INDIANAPOLIS - Gay rights advocates in Southwestern Indiana celebrated the U.S. Supreme Court’s favorable rulings in two key cases on Wednesday – but said they know they have more work to do.
“This is a giant step forward,” said Wally Paynter, a 46-year-old Evansville man who is president of the pro-gay rights Tri-State Alliance and has advocated for the rights of lesbian, gay, bisexual and transgendered Hoosiers since 1989.
“In Indiana, we still don’t have the same rights that Americans have in 12 other states, but at least the federal government will now recognize our relationships.”
Whitney Watts, 27, of Evansville, married her partner Katie Watts – a musician who she manages – last year in a ceremony in Connecticut, where same-sex marriage is legal.
The Supreme Court’s rulings were “a sign of the times, for sure. People are starting to change their minds and letting go and this really means a lot to us,” she said. “It’s a huge step. For them to say that they can no longer discriminate against people for who they love – this is a huge step, and marriage is a civil right.”
Watts said the next objective of gay rights advocates is winning state-by-state battles – starting with Indiana, where Republican legislative leaders say they intend to vote next year on placing a constitutional same-sex marriage and civil union ban on the November 2014 ballot. Such an initiative could pass, given Indiana’s conservative leanings, she said.
“I’m hoping that that’s not going to happen, but the reality is that it very well possibly could. If it were to happen, there’d be more steps to take – that wouldn’t be the end of it,” Watts said, predicting that further court battles would follow.
Even if that proposed amendment is defeated in the legislature or at the ballot box, Paynter said same-sex marriage isn’t likely to be legalized through traditional channels in Indiana.
“The constitutional amendment will just reiterate what the Indiana laws already say. The prospect for gay marriage in Indiana is not going to be the General Assembly passing it; it’s not going to be an Indiana judge saying this has to happen,” he said.
“The only way that gay marriage will happen is when the U.S. Supreme Court makes another ruling in another case and says that all marriages have to be recognized throughout the nation.”

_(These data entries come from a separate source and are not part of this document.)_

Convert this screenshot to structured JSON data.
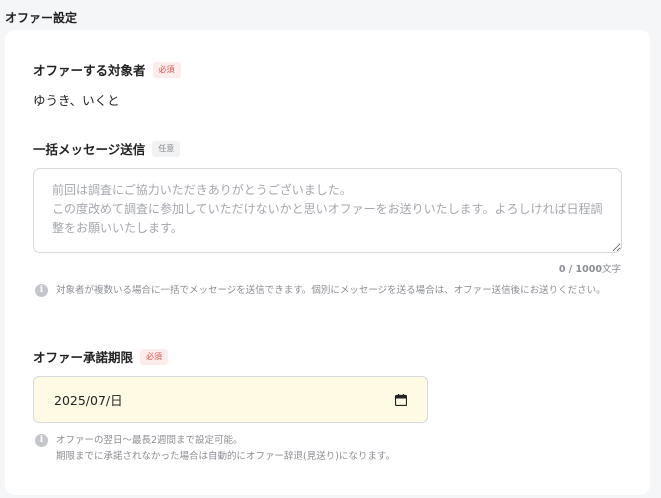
{
  "section": {
    "title": "オファー設定"
  },
  "target": {
    "label": "オファーする対象者",
    "badge": "必須",
    "value": "ゆうき、いくと"
  },
  "message": {
    "label": "一括メッセージ送信",
    "badge": "任意",
    "placeholder": "前回は調査にご協力いただきありがとうございました。\nこの度改めて調査に参加していただけないかと思いオファーをお送りいたします。よろしければ日程調整をお願いいたします。",
    "value": "",
    "count": "0 / 1000",
    "count_unit": "文字",
    "note": "対象者が複数いる場合に一括でメッセージを送信できます。個別にメッセージを送る場合は、オファー送信後にお送りください。"
  },
  "deadline": {
    "label": "オファー承諾期限",
    "badge": "必須",
    "value": "2025/07/日",
    "note_line1": "オファーの翌日〜最長2週間まで設定可能。",
    "note_line2": "期限までに承諾されなかった場合は自動的にオファー辞退(見送り)になります。"
  },
  "icons": {
    "info": "info-icon",
    "calendar": "calendar-icon"
  },
  "colors": {
    "required_badge_bg": "#fdecec",
    "required_badge_text": "#d9534f",
    "date_input_bg": "#fefae3"
  }
}
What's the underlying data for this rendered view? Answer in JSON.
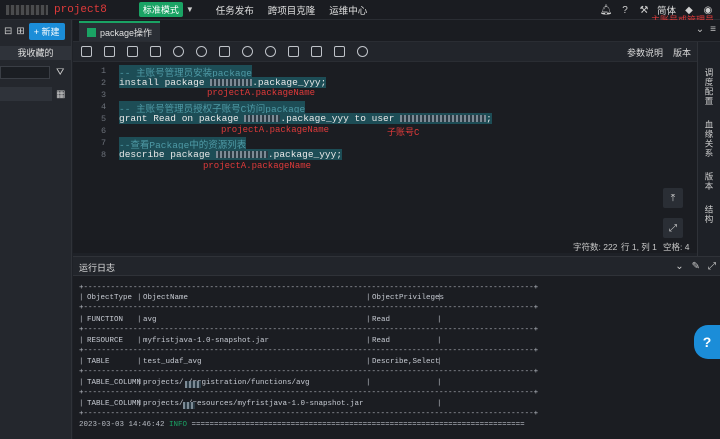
{
  "top": {
    "project": "project8",
    "mode": "标准模式",
    "nav": [
      "任务发布",
      "跨项目克隆",
      "运维中心"
    ],
    "lang": "简体",
    "account_note": "主账号或管理员"
  },
  "left": {
    "new_label": "新建",
    "favorites": "我收藏的"
  },
  "tab": {
    "label": "package操作"
  },
  "toolbar": {
    "params": "参数说明",
    "versions": "版本"
  },
  "rail": [
    "调度配置",
    "血缘关系",
    "版本",
    "结构"
  ],
  "editor": {
    "lines": [
      {
        "no": "1",
        "text": "-- 主账号管理员安装package"
      },
      {
        "no": "2",
        "pre": "install package ",
        "post": ".package_yyy;"
      },
      {
        "no": "3",
        "text": ""
      },
      {
        "no": "4",
        "text": "-- 主账号管理员授权子账号C访问package"
      },
      {
        "no": "5",
        "pre": "grant Read on package ",
        "mid": ".package_yyy to user ",
        "post": ";"
      },
      {
        "no": "6",
        "text": ""
      },
      {
        "no": "7",
        "text": "--查看Package中的资源列表"
      },
      {
        "no": "8",
        "pre": "describe package ",
        "post": ".package_yyy;"
      }
    ],
    "annotations": {
      "a1": "projectA.packageName",
      "a2": "projectA.packageName",
      "a3": "子账号C",
      "a4": "projectA.packageName"
    }
  },
  "status": {
    "chars": "字符数: 222",
    "pos": "行 1, 列 1",
    "spaces": "空格: 4"
  },
  "log": {
    "tab": "运行日志",
    "headers": [
      "ObjectType",
      "ObjectName",
      "ObjectPrivileges"
    ],
    "rows": [
      [
        "FUNCTION",
        "avg",
        "Read"
      ],
      [
        "RESOURCE",
        "myfristjava-1.0-snapshot.jar",
        "Read"
      ],
      [
        "TABLE",
        "test_udaf_avg",
        "Describe,Select"
      ],
      [
        "TABLE_COLUMN",
        "projects/      /registration/functions/avg",
        ""
      ],
      [
        "TABLE_COLUMN",
        "projects/   /resources/myfristjava-1.0-snapshot.jar",
        ""
      ]
    ],
    "footer_time": "2023-03-03 14:46:42",
    "footer_level": "INFO"
  }
}
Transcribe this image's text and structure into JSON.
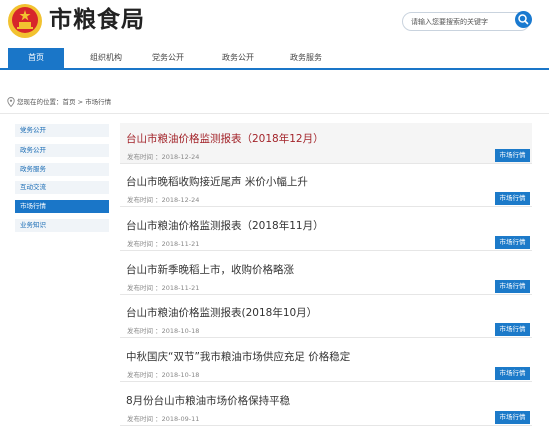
{
  "header": {
    "site_title": "市粮食局",
    "search_placeholder": "请输入您要搜索的关键字"
  },
  "nav": {
    "items": [
      "首页",
      "组织机构",
      "党务公开",
      "政务公开",
      "政务服务"
    ],
    "active": "首页"
  },
  "breadcrumb": "您现在的位置：首页 > 市场行情",
  "sidebar": {
    "items": [
      "党务公开",
      "政务公开",
      "政务服务",
      "互动交流",
      "市场行情",
      "业务知识"
    ],
    "active": "市场行情"
  },
  "articles": [
    {
      "title": "台山市粮油价格监测报表（2018年12月）",
      "date": "发布时间 ：2018-12-24",
      "tag": "市场行情",
      "highlight": true
    },
    {
      "title": "台山市晚稻收购接近尾声 米价小幅上升",
      "date": "发布时间 ：2018-12-24",
      "tag": "市场行情",
      "highlight": false
    },
    {
      "title": "台山市粮油价格监测报表（2018年11月）",
      "date": "发布时间 ：2018-11-21",
      "tag": "市场行情",
      "highlight": false
    },
    {
      "title": "台山市新季晚稻上市，收购价格略涨",
      "date": "发布时间 ：2018-11-21",
      "tag": "市场行情",
      "highlight": false
    },
    {
      "title": "台山市粮油价格监测报表(2018年10月）",
      "date": "发布时间 ：2018-10-18",
      "tag": "市场行情",
      "highlight": false
    },
    {
      "title": "中秋国庆“双节”我市粮油市场供应充足 价格稳定",
      "date": "发布时间 ：2018-10-18",
      "tag": "市场行情",
      "highlight": false
    },
    {
      "title": "8月份台山市粮油市场价格保持平稳",
      "date": "发布时间 ：2018-09-11",
      "tag": "市场行情",
      "highlight": false
    }
  ],
  "colors": {
    "accent": "#1a76c8",
    "highlight_title": "#a3242a",
    "emblem_red": "#d7262b",
    "emblem_gold": "#f2c230"
  },
  "icons": {
    "emblem": "national-emblem-icon",
    "search": "search-icon",
    "location": "location-pin-icon"
  }
}
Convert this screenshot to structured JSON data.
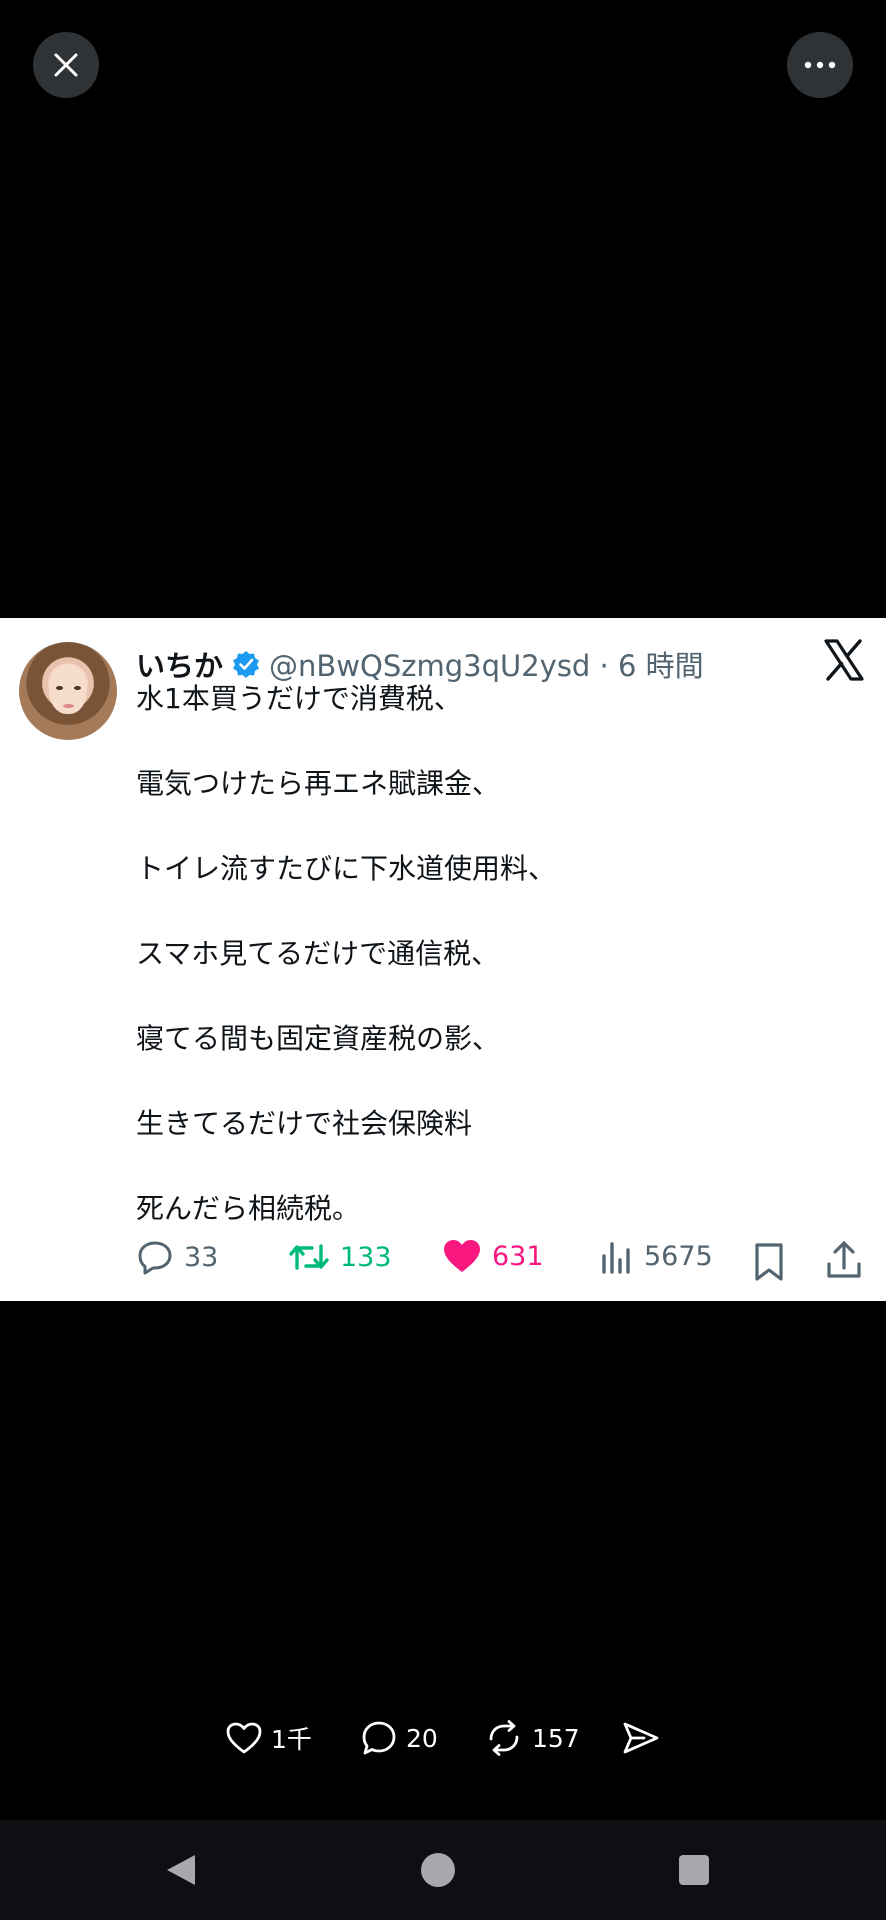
{
  "tweet": {
    "display_name": "いちか",
    "handle_time": "@nBwQSzmg3qU2ysd · 6 時間",
    "lines": [
      "水1本買うだけで消費税、",
      "電気つけたら再エネ賦課金、",
      "トイレ流すたびに下水道使用料、",
      "スマホ見てるだけで通信税、",
      "寝てる間も固定資産税の影、",
      "生きてるだけで社会保険料",
      "死んだら相続税。"
    ],
    "stats": {
      "replies": "33",
      "retweets": "133",
      "likes": "631",
      "views": "5675"
    },
    "colors": {
      "retweet": "#00ba7c",
      "like": "#f91880",
      "verified": "#1d9bf0"
    }
  },
  "post": {
    "likes": "1千",
    "comments": "20",
    "reposts": "157"
  }
}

Stephanie Decker, a 28-year-old Tell City woman whose 9-year-old son was adopted by her partner, Rachel Decker, said the two already consider themselves married after a private ceremony they held six years ago.
“We did the whole big wedding thing – cake, dress, hugs, ring and everything,” she said.
She said the most significant impact of Wednesday’s Supreme Court rulings could be for children whose society now appears more tolerant.
“I think that’s extremely beneficial for the LGBT youth in this country, because they’re the ones that need that sign that things are changing and things will get better as they grow older,” she said.
“It’s definitely something that I didn’t get as I was growing up, and it’s very heartwarming to see these changes occurring as I grow older.”